Renowned filmmakers Bonni Cohen and Jon Shenk have taken the baton from 2006 Academy Award-winner Davis Guggenheim. What started then as a profound slide show lecture has become a gorgeously cinematic excursion. Our extraordinary former vice president invites us along on an inspirational journey across the globe that delivers the tools to heal our planet. The question is: Will we choose to take the baton?
The Armstrong Lie
Academy Award-winning director Alex Gibney (Taxi to the Dark Side) masterfully explores the fall of the disgraced cycling champion following the 2009 Tour de France, making use of his extraordinary access to attain rare interviews with former teammates, alleged doping mastermind Dr. Michele Ferrari, and Armstrong himself. What was Lance Armstrong thinking? For years, after seizing international fame as the cancer survivor who won seven Tour de France titles, he fiercely denied accusations that he used performance-enhancing drugs. He used his power to aggressively litigate journalists and publicly humiliate former friends who claimed otherwise. His deceit finally cracked in January 2013, when he admitted guilt to Oprah Winfrey in a television interview that critics decried for only scratching the surface. Academy Award-winning director Alex Gibney approaches Armstrong with unique and extraordinary access. In 2009, Gibney was commissioned to make a film about Armstrong's return to the Tour de France, four years after the racing champion had declared retirement. That race would later stir up devastating evidence in the case against Armstrong. But Gibney came away from the experience unable to reconcile the discrepancy between doping allegations and Armstrong's emphatic denials. Then, post-Oprah, Gibney went back to Armstrong for new interviews to extract a more detailed account of his double life. In The Armstrong Lie, Gibney masterfully explores the complexities of the case, interweaving the dramatic action of the 2009 Tour de France, when Armstrong found himself unexpectedly competing against his own teammate Alberto Contador. Gibney attains rare interviews with Armstrong's former teammates and alleged doping mastermind Dr. Michele Ferrari. The film also raises troubling questions about the process of doping regulation.
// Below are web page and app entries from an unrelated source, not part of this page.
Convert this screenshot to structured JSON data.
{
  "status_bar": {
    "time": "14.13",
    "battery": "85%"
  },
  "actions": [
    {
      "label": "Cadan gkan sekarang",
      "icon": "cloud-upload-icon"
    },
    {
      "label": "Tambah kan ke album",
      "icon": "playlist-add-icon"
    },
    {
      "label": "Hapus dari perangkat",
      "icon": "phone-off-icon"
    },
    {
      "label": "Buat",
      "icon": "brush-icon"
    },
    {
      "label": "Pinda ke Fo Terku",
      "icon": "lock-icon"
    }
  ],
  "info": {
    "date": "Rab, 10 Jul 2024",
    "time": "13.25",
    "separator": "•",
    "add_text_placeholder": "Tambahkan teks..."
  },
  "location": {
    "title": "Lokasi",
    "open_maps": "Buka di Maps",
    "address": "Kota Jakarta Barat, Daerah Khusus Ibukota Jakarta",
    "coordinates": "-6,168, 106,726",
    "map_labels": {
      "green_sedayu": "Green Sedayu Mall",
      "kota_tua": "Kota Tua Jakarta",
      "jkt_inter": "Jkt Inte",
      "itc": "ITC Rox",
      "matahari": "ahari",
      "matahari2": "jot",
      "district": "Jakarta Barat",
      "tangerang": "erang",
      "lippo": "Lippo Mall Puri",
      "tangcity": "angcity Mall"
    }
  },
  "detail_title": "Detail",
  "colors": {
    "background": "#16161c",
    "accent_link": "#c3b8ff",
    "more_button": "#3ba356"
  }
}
Recently, when asked to give advice to documentary filmmakers, Gibney responded with a motto exemplified by this film: "Embrace contradictions."
The Germanic Tribes
Out of the Cradle
George Harrison Living in the Material World
Engineering the Future
Follow Our Releases!
Likes and Sharing